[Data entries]
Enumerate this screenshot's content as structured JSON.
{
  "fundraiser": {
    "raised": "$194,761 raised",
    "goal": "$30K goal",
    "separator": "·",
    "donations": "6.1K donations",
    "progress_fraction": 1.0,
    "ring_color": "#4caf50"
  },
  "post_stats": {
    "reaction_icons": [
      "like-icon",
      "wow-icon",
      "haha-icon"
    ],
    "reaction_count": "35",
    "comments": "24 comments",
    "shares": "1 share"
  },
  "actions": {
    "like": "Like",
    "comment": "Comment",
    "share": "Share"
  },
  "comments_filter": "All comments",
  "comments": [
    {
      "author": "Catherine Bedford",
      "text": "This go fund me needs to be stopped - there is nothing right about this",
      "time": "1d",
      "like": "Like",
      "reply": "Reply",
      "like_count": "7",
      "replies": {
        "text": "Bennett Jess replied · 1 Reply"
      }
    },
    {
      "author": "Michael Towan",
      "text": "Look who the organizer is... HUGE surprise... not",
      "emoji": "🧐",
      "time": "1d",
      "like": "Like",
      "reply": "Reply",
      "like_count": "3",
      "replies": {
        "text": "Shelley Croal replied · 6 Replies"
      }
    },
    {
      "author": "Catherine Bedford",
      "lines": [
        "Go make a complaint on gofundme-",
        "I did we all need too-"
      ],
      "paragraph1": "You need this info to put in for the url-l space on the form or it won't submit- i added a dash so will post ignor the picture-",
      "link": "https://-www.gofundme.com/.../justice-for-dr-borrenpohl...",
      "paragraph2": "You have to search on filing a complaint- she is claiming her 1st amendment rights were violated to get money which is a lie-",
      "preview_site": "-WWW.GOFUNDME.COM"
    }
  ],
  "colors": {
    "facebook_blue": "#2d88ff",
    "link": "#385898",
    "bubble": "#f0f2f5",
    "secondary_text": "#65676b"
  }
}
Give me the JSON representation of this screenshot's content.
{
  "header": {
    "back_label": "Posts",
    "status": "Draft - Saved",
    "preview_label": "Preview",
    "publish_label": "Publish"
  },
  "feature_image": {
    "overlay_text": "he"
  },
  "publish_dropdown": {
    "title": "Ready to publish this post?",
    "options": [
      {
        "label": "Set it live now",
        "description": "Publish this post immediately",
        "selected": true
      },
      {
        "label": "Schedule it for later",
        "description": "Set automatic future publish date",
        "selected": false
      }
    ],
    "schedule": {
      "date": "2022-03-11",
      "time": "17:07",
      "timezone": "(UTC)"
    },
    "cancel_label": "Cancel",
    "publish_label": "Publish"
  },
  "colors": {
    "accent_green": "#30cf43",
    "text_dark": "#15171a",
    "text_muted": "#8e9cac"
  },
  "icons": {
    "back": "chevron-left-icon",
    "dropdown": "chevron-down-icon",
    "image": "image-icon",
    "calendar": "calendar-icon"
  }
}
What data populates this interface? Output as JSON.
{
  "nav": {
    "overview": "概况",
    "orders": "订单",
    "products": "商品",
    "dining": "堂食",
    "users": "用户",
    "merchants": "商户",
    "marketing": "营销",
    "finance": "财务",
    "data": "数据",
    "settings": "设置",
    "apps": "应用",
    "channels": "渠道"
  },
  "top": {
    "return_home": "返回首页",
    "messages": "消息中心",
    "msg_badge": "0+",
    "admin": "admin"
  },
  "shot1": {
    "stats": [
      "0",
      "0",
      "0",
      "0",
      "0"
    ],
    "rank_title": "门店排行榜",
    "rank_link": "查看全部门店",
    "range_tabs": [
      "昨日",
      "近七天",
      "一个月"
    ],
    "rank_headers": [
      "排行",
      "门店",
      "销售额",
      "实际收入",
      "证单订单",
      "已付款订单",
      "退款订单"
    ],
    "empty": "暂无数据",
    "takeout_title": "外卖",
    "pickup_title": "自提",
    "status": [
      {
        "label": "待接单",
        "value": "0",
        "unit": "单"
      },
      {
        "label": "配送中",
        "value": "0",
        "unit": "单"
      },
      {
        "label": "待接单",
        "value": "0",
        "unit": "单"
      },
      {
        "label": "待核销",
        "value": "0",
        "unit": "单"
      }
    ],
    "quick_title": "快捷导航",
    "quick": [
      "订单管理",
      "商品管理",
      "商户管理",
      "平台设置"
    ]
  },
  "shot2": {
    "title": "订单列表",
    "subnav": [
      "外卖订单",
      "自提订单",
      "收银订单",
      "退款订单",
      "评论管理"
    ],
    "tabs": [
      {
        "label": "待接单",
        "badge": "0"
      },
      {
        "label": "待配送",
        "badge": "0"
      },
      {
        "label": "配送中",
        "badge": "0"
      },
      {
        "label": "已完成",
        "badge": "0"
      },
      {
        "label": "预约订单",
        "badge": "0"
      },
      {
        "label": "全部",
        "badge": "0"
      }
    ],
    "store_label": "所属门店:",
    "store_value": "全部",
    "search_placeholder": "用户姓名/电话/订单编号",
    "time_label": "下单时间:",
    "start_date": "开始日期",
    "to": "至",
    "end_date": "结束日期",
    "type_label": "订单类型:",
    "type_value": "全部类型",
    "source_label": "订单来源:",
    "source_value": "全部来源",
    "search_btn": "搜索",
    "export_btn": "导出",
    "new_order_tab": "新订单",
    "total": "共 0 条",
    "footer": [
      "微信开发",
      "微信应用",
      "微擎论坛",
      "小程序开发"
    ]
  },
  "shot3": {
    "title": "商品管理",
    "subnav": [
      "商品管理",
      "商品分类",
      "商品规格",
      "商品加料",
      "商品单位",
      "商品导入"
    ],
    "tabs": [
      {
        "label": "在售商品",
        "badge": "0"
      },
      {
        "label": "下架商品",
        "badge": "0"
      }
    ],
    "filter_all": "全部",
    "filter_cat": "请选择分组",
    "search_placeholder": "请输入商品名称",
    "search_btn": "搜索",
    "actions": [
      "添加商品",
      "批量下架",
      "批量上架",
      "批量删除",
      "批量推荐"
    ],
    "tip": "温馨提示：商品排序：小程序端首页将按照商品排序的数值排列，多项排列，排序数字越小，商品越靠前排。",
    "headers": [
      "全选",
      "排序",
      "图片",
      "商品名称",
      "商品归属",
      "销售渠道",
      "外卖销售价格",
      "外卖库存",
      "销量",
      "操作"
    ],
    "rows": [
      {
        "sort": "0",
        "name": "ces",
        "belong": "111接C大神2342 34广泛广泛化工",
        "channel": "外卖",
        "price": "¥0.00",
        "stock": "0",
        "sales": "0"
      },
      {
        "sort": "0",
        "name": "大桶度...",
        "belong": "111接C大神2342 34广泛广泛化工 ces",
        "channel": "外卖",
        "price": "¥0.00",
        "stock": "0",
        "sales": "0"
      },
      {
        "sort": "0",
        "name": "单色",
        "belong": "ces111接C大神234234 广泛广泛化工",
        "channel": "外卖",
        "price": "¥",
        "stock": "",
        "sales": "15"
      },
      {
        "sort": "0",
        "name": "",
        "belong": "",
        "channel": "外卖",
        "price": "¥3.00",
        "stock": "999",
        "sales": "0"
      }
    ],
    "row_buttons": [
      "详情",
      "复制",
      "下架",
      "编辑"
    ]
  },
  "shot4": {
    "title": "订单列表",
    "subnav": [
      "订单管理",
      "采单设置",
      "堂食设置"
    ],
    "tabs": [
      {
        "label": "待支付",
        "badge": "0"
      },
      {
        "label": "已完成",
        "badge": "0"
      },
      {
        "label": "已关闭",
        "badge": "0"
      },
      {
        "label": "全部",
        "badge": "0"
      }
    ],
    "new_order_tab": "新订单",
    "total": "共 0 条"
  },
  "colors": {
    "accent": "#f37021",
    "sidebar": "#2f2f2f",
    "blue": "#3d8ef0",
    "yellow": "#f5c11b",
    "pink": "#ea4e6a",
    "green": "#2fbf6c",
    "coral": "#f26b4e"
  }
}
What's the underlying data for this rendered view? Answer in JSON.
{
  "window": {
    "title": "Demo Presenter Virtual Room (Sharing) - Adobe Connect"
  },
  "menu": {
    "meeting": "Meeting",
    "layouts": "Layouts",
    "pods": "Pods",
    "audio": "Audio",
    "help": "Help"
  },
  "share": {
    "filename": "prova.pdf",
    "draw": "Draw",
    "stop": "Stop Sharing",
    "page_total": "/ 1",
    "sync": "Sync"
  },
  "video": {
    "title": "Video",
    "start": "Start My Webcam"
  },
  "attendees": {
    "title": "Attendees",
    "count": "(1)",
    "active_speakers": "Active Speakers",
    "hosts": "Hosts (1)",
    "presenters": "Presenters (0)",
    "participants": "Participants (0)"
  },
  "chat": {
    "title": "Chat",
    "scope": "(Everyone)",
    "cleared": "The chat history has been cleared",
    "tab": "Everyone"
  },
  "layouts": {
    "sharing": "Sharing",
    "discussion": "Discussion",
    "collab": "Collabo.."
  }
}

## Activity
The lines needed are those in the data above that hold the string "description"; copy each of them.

## Result for this task
        "description": "Publish this post immediately",
        "description": "Set automatic future publish date",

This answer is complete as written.